**Extracted data entries:**
/---
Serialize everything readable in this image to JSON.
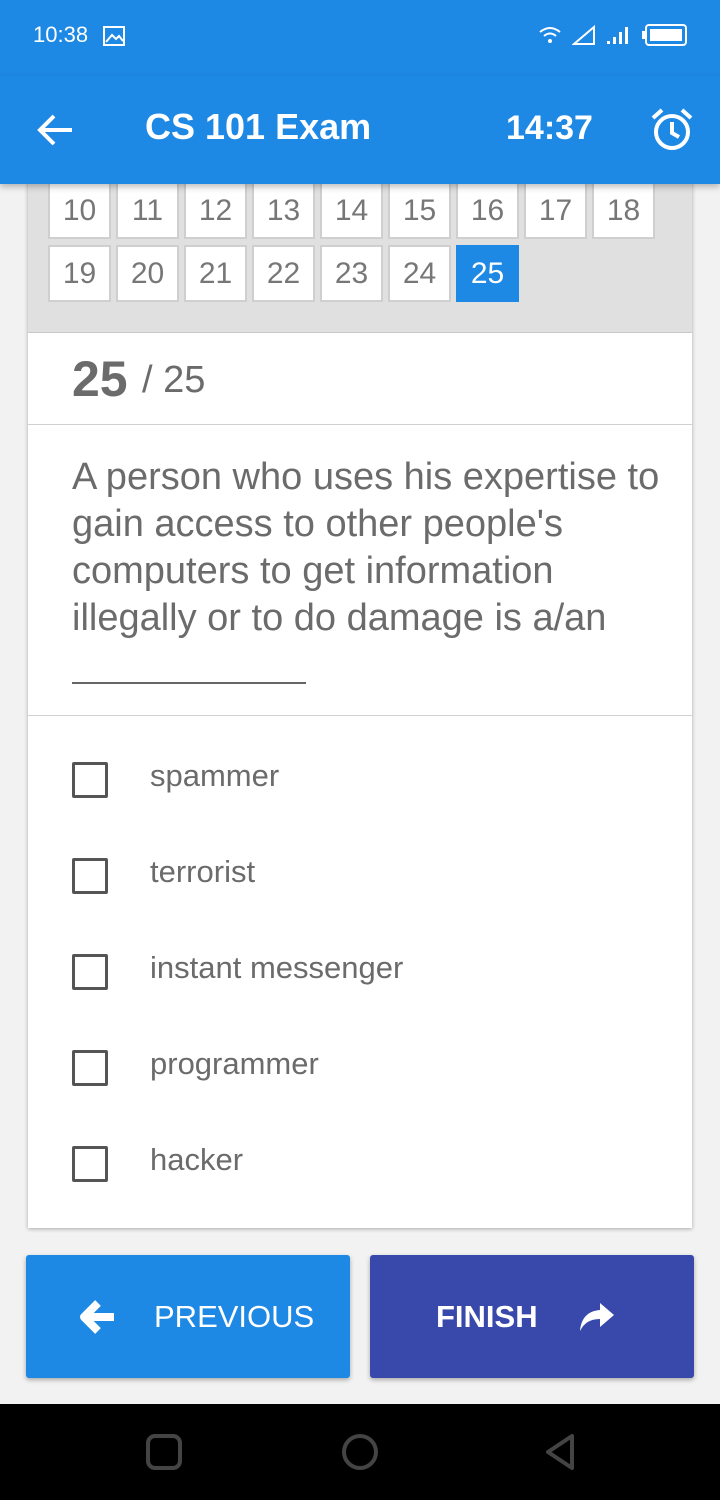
{
  "status_bar": {
    "time": "10:38",
    "icons": [
      "gallery-icon",
      "wifi-icon",
      "signal-icon",
      "signal-bars-icon",
      "battery-icon"
    ]
  },
  "app_bar": {
    "title": "CS 101 Exam",
    "timer": "14:37",
    "back_icon": "arrow-left-icon",
    "alarm_icon": "alarm-clock-icon"
  },
  "question_nav": {
    "rows": [
      [
        "10",
        "11",
        "12",
        "13",
        "14",
        "15",
        "16",
        "17",
        "18"
      ],
      [
        "19",
        "20",
        "21",
        "22",
        "23",
        "24",
        "25"
      ]
    ],
    "active": "25"
  },
  "counter": {
    "current": "25",
    "total": "/ 25"
  },
  "question": {
    "text": "A person who uses his expertise to gain access to other people's computers to get information illegally or to do damage is a/an"
  },
  "options": [
    {
      "label": "spammer",
      "checked": false
    },
    {
      "label": "terrorist",
      "checked": false
    },
    {
      "label": "instant messenger",
      "checked": false
    },
    {
      "label": "programmer",
      "checked": false
    },
    {
      "label": "hacker",
      "checked": false
    }
  ],
  "buttons": {
    "previous": "PREVIOUS",
    "finish": "FINISH"
  },
  "colors": {
    "primary": "#1e88e5",
    "finish": "#3949ab",
    "text": "#6b6b6b"
  }
}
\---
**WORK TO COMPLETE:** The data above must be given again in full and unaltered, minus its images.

**RESULT OF THIS TASK:**
Serialize everything readable in this image to JSON.
{
  "status_bar": {
    "time": "10:38",
    "icons": [
      "gallery-icon",
      "wifi-icon",
      "signal-icon",
      "signal-bars-icon",
      "battery-icon"
    ]
  },
  "app_bar": {
    "title": "CS 101 Exam",
    "timer": "14:37",
    "back_icon": "arrow-left-icon",
    "alarm_icon": "alarm-clock-icon"
  },
  "question_nav": {
    "rows": [
      [
        "10",
        "11",
        "12",
        "13",
        "14",
        "15",
        "16",
        "17",
        "18"
      ],
      [
        "19",
        "20",
        "21",
        "22",
        "23",
        "24",
        "25"
      ]
    ],
    "active": "25"
  },
  "counter": {
    "current": "25",
    "total": "/ 25"
  },
  "question": {
    "text": "A person who uses his expertise to gain access to other people's computers to get information illegally or to do damage is a/an"
  },
  "options": [
    {
      "label": "spammer",
      "checked": false
    },
    {
      "label": "terrorist",
      "checked": false
    },
    {
      "label": "instant messenger",
      "checked": false
    },
    {
      "label": "programmer",
      "checked": false
    },
    {
      "label": "hacker",
      "checked": false
    }
  ],
  "buttons": {
    "previous": "PREVIOUS",
    "finish": "FINISH"
  },
  "colors": {
    "primary": "#1e88e5",
    "finish": "#3949ab",
    "text": "#6b6b6b"
  }
}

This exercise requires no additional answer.